Activity:
Take each line of the data that contains the string "this" and copy it.

Dataset rows for apps and sites:
::::

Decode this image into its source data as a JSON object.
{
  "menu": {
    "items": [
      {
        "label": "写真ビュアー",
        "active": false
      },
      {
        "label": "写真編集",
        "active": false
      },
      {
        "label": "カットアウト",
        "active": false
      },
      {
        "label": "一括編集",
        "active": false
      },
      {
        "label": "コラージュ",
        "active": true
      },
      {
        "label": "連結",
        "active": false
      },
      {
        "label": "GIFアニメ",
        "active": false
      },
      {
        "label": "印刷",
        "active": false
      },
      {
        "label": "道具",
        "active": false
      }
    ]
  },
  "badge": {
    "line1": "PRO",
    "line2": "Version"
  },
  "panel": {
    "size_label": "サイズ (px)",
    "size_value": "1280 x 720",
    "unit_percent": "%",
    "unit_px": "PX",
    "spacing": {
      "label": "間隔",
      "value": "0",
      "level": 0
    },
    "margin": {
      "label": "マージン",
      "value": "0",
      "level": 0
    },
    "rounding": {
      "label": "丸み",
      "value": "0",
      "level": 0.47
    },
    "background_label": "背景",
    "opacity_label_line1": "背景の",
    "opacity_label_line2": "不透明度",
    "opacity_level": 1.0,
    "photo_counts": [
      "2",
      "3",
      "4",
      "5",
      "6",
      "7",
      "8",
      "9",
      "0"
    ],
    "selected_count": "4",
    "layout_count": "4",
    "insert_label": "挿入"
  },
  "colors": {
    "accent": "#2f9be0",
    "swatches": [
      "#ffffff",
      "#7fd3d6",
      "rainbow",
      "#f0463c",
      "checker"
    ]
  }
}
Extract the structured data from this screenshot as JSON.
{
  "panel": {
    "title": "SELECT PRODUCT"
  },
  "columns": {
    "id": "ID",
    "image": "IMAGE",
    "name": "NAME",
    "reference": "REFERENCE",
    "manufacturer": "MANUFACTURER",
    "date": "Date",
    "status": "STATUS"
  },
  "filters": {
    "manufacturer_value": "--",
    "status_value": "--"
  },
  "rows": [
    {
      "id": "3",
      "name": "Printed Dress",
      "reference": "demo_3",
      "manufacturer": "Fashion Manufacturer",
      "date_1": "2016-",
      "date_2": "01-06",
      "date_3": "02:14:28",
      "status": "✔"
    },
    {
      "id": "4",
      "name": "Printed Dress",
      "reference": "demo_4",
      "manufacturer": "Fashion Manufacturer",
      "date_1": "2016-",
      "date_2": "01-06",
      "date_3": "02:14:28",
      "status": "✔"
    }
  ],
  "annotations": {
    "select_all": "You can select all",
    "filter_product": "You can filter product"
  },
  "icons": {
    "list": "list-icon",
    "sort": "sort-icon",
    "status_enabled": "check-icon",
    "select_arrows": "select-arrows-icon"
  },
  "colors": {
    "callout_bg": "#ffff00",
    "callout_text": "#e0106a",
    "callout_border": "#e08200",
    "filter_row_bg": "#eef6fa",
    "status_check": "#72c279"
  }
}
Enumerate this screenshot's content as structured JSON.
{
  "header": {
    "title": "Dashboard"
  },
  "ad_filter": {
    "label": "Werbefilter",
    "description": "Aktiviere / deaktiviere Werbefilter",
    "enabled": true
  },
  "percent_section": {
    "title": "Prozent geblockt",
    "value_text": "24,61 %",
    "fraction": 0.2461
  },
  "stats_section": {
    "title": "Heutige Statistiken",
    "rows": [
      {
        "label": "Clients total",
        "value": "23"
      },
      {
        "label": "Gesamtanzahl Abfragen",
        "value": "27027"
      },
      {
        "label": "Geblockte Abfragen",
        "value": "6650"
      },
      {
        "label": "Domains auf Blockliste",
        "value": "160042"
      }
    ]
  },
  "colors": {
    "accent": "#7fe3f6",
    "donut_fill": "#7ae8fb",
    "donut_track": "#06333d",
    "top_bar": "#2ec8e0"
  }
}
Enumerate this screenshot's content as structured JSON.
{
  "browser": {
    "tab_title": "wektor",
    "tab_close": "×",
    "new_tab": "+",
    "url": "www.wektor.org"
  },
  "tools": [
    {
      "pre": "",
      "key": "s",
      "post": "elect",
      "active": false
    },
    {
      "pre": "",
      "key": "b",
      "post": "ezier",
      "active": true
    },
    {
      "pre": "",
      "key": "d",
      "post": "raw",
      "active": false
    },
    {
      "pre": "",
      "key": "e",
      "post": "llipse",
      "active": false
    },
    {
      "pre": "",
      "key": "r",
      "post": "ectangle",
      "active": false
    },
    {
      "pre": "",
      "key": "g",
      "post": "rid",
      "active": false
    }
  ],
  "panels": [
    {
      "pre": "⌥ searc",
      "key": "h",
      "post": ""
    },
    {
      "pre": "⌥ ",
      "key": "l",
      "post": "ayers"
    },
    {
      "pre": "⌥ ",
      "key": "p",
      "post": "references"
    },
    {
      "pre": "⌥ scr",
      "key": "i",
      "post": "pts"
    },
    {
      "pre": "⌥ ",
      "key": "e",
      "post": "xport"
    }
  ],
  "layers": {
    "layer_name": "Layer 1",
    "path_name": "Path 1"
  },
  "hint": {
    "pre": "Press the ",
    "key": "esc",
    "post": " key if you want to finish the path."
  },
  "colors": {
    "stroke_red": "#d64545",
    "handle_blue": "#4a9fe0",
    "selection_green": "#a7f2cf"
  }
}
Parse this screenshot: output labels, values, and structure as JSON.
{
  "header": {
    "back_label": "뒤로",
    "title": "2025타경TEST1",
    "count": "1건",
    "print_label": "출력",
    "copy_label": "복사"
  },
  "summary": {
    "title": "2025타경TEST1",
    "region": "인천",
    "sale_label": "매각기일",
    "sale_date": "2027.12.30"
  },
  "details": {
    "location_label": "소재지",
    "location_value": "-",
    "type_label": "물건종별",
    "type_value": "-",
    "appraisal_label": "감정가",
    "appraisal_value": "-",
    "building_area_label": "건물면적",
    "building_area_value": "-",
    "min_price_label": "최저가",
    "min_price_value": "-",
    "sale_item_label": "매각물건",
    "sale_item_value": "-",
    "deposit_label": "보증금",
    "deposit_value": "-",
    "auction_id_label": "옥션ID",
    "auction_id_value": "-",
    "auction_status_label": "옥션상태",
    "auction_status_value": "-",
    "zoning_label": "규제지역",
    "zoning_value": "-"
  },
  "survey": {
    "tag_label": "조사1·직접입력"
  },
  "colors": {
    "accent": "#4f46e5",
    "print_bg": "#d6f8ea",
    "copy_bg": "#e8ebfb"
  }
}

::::

Answer:
Decode this image into its source data as a JSON object.
Extract the structured data from this screenshot as JSON.
Enumerate this screenshot's content as structured JSON.
Enumerate this screenshot's content as structured JSON.
Parse this screenshot: output labels, values, and structure as JSON.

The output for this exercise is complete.